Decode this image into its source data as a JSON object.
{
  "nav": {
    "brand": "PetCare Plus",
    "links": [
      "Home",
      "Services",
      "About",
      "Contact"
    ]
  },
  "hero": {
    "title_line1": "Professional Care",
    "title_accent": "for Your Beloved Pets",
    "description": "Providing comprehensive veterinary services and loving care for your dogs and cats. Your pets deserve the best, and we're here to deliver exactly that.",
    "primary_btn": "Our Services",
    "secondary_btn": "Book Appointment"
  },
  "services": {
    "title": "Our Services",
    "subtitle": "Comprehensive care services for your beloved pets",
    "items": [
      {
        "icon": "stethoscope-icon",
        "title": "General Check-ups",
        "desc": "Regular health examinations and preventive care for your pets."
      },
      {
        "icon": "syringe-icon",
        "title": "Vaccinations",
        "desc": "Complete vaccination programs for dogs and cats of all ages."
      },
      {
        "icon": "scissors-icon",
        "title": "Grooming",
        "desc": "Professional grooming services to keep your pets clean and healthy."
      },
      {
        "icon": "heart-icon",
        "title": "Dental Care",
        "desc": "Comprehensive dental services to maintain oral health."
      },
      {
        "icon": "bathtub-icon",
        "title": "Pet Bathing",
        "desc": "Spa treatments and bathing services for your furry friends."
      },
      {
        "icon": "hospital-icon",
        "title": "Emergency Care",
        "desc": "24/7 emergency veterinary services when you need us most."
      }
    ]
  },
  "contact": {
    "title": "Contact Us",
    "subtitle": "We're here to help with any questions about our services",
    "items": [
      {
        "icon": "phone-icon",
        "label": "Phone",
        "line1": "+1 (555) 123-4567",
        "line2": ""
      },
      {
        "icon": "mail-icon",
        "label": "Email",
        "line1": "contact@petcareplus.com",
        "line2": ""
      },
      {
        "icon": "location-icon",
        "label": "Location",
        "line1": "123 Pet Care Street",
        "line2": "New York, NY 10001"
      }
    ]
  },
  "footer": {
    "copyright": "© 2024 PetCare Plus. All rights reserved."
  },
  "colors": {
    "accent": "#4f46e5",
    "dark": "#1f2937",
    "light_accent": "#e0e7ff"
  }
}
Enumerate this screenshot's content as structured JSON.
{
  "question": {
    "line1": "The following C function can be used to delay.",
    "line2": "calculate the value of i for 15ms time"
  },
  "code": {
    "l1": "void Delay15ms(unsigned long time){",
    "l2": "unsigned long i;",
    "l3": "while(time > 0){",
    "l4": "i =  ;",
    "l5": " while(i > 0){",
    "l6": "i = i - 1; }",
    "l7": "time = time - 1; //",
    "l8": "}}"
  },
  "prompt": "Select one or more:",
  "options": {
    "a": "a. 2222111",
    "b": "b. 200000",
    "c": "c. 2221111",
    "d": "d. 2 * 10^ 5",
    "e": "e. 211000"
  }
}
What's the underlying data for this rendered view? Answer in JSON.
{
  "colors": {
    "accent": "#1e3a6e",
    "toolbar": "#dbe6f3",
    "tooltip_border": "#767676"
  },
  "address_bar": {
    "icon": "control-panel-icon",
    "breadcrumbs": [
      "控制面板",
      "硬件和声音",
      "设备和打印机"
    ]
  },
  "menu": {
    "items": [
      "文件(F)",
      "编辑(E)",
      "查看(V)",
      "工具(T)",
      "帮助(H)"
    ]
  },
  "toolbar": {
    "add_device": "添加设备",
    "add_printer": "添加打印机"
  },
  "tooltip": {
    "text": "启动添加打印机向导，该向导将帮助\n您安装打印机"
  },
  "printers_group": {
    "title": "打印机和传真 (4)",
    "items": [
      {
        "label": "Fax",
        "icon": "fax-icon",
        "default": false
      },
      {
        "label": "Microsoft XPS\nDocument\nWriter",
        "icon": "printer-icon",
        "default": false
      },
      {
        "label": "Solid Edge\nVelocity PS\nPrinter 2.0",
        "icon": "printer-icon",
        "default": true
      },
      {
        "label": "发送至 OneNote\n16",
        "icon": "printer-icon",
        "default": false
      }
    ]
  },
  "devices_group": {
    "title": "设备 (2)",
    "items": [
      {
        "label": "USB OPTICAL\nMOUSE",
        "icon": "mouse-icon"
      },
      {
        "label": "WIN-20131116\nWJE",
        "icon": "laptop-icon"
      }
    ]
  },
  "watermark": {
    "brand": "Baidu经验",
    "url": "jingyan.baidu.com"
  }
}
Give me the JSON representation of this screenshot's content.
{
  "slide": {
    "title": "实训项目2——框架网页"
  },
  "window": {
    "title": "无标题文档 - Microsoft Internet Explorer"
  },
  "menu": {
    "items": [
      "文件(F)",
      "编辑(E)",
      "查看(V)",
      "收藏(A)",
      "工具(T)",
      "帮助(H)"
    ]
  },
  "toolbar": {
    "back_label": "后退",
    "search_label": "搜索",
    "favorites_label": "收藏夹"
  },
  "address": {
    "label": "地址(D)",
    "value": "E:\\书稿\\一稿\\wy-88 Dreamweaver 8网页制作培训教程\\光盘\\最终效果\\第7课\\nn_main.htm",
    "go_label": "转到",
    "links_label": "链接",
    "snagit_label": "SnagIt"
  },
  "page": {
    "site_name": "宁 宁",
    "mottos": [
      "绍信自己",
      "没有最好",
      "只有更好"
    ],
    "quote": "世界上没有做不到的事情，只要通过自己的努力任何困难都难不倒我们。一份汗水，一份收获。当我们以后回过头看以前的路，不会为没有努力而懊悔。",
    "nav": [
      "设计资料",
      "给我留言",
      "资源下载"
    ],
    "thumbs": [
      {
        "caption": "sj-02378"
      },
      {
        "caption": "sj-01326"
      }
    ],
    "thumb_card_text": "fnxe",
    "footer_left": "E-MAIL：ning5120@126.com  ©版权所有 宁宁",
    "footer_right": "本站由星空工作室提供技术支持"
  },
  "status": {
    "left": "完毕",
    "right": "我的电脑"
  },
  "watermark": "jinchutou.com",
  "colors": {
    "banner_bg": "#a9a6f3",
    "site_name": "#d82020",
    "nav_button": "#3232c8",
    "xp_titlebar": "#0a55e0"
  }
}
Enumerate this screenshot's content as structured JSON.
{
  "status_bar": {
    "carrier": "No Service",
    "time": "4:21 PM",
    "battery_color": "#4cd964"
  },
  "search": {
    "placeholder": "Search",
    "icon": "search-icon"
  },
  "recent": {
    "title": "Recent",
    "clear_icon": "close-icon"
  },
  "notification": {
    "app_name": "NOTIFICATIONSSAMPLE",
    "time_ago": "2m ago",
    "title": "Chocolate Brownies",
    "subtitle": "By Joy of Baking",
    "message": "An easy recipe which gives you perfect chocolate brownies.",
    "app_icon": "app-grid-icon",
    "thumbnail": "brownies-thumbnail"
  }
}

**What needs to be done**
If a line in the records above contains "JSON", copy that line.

**Output of the exercise**
Decode this image into its source data as a JSON object.
Enumerate this screenshot's content as structured JSON.
What's the underlying data for this rendered view? Answer in JSON.
Give me the JSON representation of this screenshot's content.
Enumerate this screenshot's content as structured JSON.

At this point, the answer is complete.